Future Home of the Living God book coverIn “Future Home of the Living God,” Louise Erdrich has taken a surprising turn from realist fiction to a work of speculative fiction that explores themes of environmental degradation, government overreach and women’s rights. In the future biology has gone haywire and there is a growing police state. More and more women are giving birth to children that appear to belong to a primitive human species. Plants and animals seem to be regressing too. In an attempt to contain the panic, the government has seized control of telecommunications and is rounding up and incarcerating pregnant women. There are rumors martial law will be declared. Cedar Hawk Songmaker is pregnant and must decide what to do in order to preserve her freedom and save her child.

Red Clocks” by Leni Zumas is set in a near-future America where abortion and assisted fertility have been outlawed. Single people are no longer allowed to adopt. The book follows the intertwined lives of a single high-school teacher who is trying to have a baby, a frustrated mother of two in a crumbling marriage, a pregnant high school student, and a forest-dwelling herbalist.  Their fates are brought together when the herbalist is arrested and put on trial as part of a (almost literal) witch hunt. By writing about these characters in a small Pacific Northwest fishing village, Zumas describes nation-wide upheaval by drawing the focus in close. You see the effects of macro-level changes at the micro- level. The result is an intimate and personal look at the impact of those changes.

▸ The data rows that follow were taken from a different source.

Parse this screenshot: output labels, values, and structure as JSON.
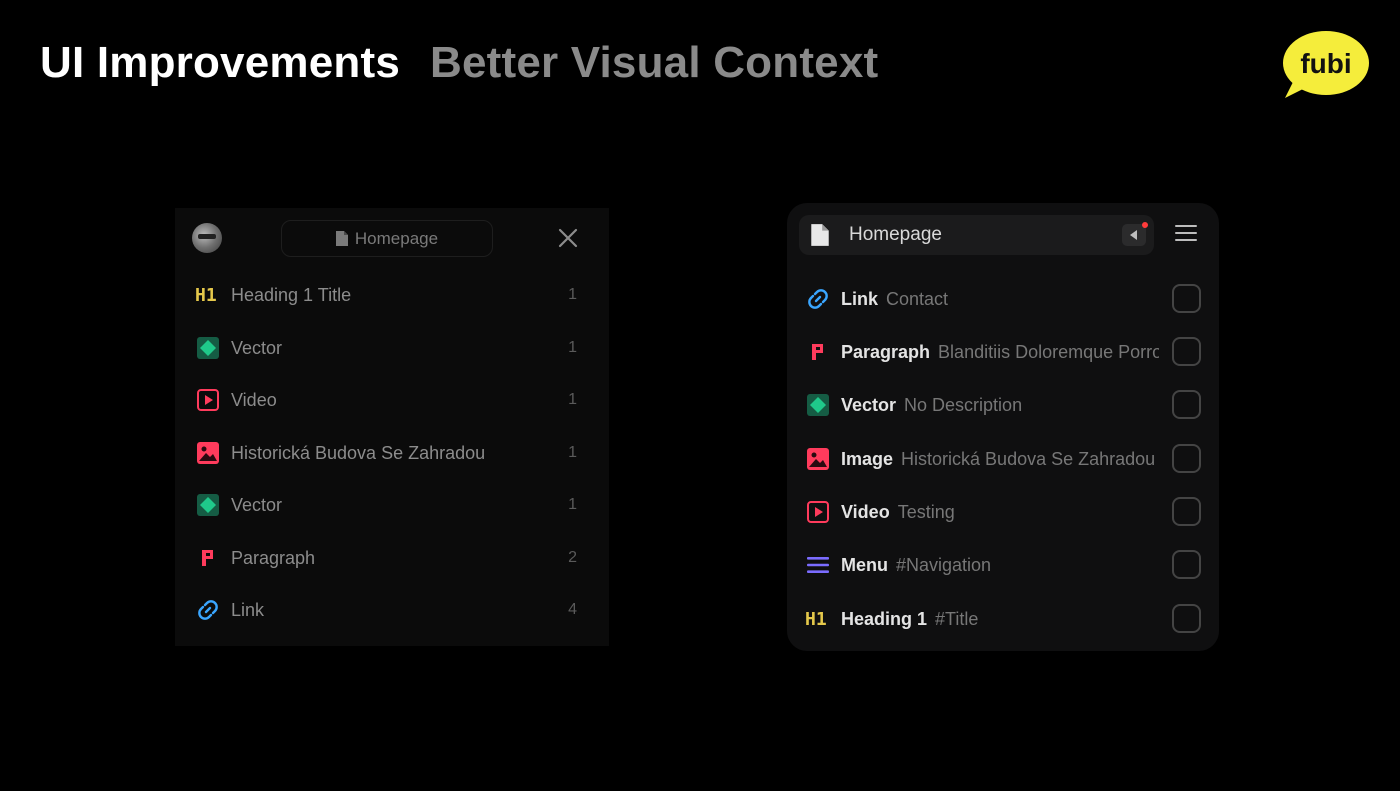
{
  "title": {
    "primary": "UI Improvements",
    "secondary": "Better Visual Context"
  },
  "logo": {
    "text": "fubi",
    "color": "#f5ed3b"
  },
  "colors": {
    "heading": "#e5c84b",
    "vector": "#1fc98a",
    "video": "#ff3b5c",
    "image": "#ff3b5c",
    "paragraph": "#ff3b5c",
    "link": "#3aa6ff",
    "menu": "#7b6cff"
  },
  "old_panel": {
    "tab_label": "Homepage",
    "items": [
      {
        "icon": "heading-1-icon",
        "label": "Heading 1 Title",
        "count": "1"
      },
      {
        "icon": "vector-icon",
        "label": "Vector",
        "count": "1"
      },
      {
        "icon": "video-icon",
        "label": "Video",
        "count": "1"
      },
      {
        "icon": "image-icon",
        "label": "Historická Budova Se Zahradou",
        "count": "1"
      },
      {
        "icon": "vector-icon",
        "label": "Vector",
        "count": "1"
      },
      {
        "icon": "paragraph-icon",
        "label": "Paragraph",
        "count": "2"
      },
      {
        "icon": "link-icon",
        "label": "Link",
        "count": "4"
      }
    ]
  },
  "new_panel": {
    "tab_label": "Homepage",
    "items": [
      {
        "icon": "link-icon",
        "name": "Link",
        "desc": "Contact"
      },
      {
        "icon": "paragraph-icon",
        "name": "Paragraph",
        "desc": "Blanditiis Doloremque Porro"
      },
      {
        "icon": "vector-icon",
        "name": "Vector",
        "desc": "No Description"
      },
      {
        "icon": "image-icon",
        "name": "Image",
        "desc": "Historická Budova Se Zahradou"
      },
      {
        "icon": "video-icon",
        "name": "Video",
        "desc": "Testing"
      },
      {
        "icon": "menu-icon",
        "name": "Menu",
        "desc": "#Navigation"
      },
      {
        "icon": "heading-1-icon",
        "name": "Heading 1",
        "desc": "#Title"
      }
    ]
  }
}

The Power book coverBy contrast “The Power” by Naomi Alderman takes place all over the world to tell the story of what happens when young women everywhere are displaying a new power- the ability to discharge electricity through their hands. It doesn’t take long for gender inequality to begin a major reversal. Revolts begin in countries where women are most oppressed, while in more egalitarian democracies the changes are more gradual but no less dramatic. New religions take hold: some are new interpretations of established religions and some of them outright cults. The book is constructed as an historical novel based on research and archaeological findings, many five thousand years old. Illustrations of some archaeological findings are included in the book, identified as from either the pre or post “Cataclysm.” Clearly, humanity did not handle this sudden change well. This book is a riveting and harrowing exploration of the dynamics of power.

Finally, I would be remiss if I left the comic book series “Bitch Planet” by Kelly Sue DeConnick off this list. This dystopian patriarchal society is disturbing but the storylines are propulsive. The concept and artwork (especially the covers) are a riff on exploitation-era films like the “women in prison” genre. You will be rooting for the “non-compliant” women locked up on the prison planet to come back to earth and make things right. For more on “Bitch Planet” and other works see my colleague Josh’s recent post, “Quintessential Comics: Top Five Female-Driven Series.”